(Stored data)
/---
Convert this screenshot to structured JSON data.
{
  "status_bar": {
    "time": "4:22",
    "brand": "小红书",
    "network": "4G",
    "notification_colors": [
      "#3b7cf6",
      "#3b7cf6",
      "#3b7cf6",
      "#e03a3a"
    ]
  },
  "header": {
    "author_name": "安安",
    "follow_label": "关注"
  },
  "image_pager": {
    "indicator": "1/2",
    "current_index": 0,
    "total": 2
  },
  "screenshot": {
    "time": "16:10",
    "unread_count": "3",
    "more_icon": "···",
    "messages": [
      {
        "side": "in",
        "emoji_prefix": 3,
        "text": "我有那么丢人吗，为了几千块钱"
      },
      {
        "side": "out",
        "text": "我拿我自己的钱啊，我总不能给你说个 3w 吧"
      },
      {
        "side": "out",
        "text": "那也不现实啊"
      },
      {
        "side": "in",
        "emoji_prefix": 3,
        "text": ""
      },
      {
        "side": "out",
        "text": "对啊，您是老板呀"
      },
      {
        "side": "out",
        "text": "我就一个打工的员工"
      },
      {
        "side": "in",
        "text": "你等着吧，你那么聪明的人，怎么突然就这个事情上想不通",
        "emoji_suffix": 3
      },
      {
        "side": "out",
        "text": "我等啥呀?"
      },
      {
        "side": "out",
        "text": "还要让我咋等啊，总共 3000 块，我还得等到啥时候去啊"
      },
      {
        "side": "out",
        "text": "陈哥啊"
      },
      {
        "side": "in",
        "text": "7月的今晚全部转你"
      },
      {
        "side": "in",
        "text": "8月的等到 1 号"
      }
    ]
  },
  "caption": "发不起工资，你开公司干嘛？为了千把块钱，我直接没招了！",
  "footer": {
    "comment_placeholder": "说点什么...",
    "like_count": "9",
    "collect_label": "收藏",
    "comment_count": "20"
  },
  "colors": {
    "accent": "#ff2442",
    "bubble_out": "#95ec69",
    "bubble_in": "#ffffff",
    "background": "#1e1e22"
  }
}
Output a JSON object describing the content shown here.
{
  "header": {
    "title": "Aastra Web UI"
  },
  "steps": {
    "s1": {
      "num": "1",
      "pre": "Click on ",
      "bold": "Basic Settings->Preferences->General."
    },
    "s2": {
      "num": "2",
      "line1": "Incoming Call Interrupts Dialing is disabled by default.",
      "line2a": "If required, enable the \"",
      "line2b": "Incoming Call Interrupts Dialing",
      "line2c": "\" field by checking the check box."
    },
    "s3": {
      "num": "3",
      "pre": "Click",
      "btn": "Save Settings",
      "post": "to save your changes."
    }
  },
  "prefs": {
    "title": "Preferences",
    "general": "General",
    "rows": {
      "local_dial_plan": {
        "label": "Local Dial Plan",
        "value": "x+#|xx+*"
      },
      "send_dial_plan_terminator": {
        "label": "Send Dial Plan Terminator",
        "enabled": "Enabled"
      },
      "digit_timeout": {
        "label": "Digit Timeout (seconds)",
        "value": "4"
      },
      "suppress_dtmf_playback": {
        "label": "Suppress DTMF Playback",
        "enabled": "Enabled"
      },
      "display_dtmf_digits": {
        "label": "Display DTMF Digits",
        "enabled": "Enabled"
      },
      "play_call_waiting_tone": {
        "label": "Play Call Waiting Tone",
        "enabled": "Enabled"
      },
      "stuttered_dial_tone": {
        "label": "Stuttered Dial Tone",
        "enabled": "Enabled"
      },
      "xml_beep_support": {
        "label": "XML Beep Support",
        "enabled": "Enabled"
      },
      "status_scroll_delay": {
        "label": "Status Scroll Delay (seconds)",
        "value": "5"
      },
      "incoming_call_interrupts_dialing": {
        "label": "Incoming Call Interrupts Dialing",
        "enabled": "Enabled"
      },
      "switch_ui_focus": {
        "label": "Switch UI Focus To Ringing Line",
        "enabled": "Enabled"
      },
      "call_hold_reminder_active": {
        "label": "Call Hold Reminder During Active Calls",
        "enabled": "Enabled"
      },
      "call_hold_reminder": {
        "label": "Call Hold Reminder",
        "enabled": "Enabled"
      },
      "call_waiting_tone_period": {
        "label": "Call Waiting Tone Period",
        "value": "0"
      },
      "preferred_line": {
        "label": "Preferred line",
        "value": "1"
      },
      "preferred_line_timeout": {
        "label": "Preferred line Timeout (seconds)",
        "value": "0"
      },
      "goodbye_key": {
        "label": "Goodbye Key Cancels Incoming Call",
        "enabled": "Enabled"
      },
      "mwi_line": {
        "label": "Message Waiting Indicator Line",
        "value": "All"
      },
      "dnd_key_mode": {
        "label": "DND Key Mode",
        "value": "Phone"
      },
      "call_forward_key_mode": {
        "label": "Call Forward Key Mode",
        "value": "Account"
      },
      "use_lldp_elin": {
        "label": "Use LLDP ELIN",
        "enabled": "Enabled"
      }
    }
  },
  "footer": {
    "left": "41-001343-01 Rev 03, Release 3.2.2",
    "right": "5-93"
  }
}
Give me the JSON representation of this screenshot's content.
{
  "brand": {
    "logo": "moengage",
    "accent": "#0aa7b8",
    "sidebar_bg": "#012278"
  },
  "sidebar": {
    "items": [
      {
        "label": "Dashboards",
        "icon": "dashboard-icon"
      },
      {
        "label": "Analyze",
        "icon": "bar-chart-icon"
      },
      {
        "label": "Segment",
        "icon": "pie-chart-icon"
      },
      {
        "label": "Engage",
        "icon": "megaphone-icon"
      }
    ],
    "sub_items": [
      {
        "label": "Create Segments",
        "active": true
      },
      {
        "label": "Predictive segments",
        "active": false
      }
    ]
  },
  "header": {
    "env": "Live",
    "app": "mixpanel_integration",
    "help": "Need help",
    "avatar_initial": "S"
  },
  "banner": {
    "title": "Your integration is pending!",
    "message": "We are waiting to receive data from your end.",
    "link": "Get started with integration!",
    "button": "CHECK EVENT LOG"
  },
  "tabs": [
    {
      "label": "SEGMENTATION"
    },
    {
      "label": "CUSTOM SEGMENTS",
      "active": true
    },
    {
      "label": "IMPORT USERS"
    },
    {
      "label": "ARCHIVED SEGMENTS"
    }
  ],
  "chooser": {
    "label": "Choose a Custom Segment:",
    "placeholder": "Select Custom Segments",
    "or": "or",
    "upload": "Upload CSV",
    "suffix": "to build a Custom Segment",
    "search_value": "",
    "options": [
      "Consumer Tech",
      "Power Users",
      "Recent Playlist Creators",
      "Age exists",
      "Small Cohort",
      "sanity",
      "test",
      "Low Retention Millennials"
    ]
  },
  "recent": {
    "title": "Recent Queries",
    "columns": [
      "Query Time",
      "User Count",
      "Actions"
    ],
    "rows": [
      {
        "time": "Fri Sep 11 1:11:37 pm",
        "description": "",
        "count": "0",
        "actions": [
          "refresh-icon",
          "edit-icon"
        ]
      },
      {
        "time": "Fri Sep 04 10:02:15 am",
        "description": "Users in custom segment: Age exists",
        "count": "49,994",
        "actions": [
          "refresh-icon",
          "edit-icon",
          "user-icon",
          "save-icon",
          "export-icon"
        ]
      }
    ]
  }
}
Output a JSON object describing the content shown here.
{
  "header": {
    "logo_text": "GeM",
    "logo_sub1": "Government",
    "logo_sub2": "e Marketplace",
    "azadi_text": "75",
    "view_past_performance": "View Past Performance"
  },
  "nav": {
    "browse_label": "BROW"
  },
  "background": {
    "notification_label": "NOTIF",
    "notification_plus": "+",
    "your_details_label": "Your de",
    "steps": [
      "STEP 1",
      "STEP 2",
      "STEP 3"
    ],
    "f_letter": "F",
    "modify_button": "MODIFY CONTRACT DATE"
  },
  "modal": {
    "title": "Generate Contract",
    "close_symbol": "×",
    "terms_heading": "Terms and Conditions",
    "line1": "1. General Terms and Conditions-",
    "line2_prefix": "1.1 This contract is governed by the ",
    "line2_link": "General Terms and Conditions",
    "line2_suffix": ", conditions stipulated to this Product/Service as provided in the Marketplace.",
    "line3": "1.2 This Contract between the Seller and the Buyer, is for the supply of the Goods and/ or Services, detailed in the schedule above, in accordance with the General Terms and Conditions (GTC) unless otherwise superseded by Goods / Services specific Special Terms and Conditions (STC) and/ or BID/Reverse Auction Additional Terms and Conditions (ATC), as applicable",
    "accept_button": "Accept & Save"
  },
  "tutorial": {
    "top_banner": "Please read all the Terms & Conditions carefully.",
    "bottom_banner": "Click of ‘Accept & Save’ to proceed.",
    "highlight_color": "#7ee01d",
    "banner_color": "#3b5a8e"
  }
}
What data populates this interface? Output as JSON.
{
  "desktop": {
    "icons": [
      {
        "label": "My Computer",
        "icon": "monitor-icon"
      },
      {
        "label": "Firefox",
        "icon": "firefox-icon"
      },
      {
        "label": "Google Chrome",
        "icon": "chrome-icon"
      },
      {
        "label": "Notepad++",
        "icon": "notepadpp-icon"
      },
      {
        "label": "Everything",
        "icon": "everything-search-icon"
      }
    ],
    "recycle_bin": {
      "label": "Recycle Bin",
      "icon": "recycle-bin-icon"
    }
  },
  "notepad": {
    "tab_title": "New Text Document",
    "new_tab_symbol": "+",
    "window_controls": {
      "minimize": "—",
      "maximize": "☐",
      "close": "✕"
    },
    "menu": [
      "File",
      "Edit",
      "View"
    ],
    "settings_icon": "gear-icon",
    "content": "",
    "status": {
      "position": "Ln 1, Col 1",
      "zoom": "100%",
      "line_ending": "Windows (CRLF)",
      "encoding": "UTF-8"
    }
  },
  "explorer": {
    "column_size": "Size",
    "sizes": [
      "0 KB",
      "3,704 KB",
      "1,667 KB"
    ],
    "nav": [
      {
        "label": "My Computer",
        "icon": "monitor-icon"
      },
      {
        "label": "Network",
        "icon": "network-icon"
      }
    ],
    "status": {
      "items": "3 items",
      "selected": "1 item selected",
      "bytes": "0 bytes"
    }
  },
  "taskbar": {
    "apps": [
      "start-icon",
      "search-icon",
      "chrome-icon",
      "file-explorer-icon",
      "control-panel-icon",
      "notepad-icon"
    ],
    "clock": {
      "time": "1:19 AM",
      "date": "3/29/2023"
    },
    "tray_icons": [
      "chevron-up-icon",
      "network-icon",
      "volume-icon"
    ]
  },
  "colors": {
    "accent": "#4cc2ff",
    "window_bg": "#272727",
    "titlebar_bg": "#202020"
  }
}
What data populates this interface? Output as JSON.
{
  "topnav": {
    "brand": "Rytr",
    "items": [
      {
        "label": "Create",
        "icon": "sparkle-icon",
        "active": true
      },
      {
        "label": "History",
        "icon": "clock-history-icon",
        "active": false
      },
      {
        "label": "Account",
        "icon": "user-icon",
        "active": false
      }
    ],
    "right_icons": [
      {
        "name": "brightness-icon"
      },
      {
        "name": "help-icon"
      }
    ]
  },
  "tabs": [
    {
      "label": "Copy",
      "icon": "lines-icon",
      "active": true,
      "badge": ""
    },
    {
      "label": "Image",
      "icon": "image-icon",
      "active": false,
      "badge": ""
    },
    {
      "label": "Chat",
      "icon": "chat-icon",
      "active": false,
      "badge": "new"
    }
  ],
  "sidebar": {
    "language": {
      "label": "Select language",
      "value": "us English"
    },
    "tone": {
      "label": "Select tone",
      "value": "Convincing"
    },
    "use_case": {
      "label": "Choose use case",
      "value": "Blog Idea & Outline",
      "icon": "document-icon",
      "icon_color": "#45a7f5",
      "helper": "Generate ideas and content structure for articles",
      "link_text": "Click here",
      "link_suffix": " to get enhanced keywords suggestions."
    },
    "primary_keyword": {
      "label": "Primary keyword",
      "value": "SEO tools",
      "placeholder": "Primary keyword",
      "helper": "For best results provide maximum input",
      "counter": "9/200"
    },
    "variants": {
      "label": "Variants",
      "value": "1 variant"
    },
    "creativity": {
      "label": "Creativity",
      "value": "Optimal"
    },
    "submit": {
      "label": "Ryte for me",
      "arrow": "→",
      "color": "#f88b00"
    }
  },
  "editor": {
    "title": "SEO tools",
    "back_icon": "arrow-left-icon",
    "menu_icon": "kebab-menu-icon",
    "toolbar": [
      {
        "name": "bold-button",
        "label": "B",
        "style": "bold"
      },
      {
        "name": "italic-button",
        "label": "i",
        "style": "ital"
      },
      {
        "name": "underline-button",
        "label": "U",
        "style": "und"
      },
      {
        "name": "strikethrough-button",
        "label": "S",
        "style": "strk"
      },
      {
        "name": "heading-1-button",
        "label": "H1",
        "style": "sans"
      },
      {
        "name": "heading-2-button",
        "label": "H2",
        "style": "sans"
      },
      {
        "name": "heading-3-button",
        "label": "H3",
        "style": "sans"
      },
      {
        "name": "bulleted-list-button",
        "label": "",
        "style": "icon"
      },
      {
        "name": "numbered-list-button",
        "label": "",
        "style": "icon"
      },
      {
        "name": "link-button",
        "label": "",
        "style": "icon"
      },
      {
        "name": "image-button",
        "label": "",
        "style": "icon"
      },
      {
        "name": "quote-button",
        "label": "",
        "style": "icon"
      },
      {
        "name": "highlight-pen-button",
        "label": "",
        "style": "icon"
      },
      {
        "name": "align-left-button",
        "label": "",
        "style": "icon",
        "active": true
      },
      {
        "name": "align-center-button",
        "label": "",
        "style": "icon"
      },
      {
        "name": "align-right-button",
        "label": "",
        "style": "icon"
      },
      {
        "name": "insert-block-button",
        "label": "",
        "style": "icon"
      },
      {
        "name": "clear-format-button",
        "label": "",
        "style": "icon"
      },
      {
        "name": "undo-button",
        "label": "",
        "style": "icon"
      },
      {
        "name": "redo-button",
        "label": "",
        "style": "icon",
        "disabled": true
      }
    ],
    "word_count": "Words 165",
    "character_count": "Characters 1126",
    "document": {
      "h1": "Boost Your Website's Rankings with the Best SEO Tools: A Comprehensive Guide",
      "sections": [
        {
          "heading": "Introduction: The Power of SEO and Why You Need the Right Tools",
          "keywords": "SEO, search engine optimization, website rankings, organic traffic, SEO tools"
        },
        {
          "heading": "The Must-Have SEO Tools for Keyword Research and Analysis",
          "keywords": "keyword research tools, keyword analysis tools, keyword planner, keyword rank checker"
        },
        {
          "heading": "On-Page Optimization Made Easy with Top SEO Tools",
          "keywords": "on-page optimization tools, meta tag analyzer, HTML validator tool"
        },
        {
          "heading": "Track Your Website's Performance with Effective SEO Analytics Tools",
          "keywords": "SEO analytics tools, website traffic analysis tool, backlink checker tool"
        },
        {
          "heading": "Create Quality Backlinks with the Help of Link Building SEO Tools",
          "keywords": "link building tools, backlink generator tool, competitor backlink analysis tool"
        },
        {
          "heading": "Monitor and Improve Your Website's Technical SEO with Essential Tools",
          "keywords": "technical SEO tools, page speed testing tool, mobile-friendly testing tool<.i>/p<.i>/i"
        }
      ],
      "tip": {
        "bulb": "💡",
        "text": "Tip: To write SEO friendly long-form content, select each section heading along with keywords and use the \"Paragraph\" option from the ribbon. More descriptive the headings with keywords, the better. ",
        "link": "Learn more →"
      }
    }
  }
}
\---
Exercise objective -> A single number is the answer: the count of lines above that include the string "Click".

Response area -> 4